— EXERCISE DETAILS —
Look for "content" in every line of the listing. Copy the lines that have it.

— MATERIAL TO PROCESS —
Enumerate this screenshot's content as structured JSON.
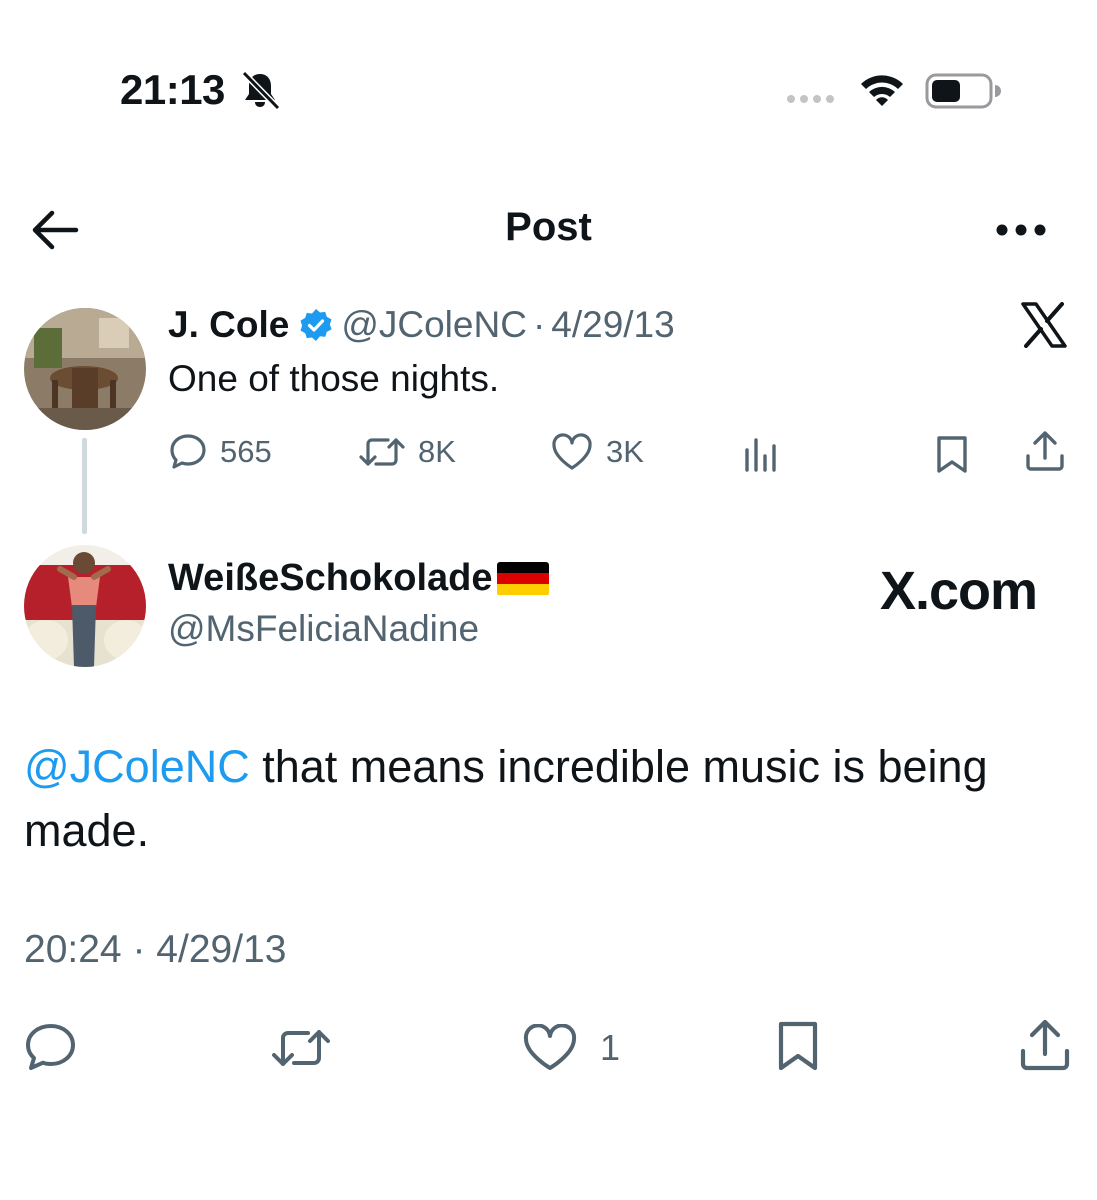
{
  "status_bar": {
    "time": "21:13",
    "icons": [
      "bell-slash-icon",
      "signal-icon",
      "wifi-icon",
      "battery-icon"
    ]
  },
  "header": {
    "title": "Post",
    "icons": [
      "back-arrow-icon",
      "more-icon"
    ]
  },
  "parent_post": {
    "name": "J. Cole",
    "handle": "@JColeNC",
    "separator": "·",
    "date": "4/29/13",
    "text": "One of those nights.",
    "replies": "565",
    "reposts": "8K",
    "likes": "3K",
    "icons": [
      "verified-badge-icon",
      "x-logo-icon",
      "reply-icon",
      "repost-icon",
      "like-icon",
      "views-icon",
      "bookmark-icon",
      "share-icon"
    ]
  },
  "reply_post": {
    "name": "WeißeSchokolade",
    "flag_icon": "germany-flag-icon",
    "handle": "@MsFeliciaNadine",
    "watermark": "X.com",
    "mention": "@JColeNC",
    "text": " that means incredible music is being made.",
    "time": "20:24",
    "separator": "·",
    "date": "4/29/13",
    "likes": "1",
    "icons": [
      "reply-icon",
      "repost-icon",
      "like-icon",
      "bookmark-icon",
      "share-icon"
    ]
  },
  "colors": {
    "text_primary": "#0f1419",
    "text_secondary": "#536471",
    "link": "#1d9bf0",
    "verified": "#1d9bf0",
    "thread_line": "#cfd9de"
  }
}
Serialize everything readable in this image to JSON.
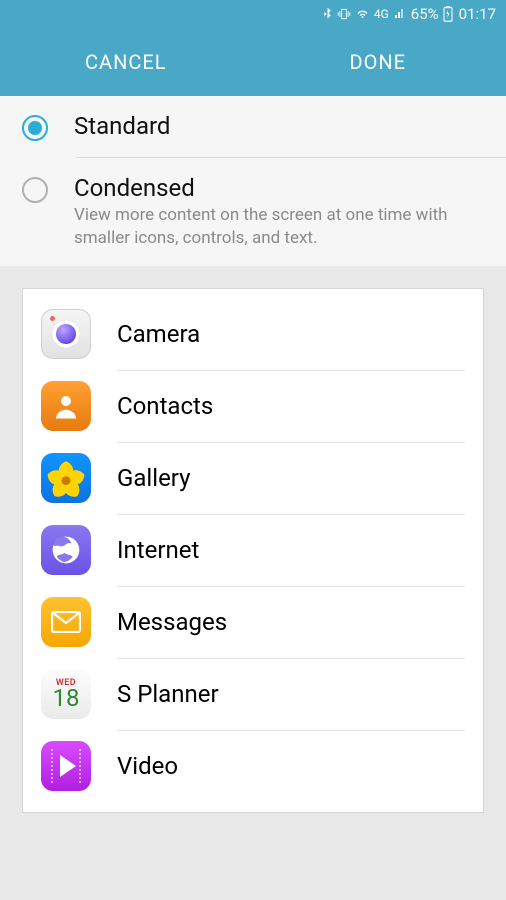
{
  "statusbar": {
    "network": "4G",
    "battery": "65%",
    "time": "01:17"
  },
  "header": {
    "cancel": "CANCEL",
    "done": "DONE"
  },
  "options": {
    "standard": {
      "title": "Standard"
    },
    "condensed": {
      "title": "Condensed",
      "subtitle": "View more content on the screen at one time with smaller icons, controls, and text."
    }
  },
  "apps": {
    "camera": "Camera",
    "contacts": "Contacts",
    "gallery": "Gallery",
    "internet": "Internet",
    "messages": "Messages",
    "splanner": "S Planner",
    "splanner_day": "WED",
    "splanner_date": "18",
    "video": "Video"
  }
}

— EXPECTED ANSWER —
Enumerate this screenshot's content as structured JSON.
      "subtitle": "View more content on the screen at one time with smaller icons, controls, and text."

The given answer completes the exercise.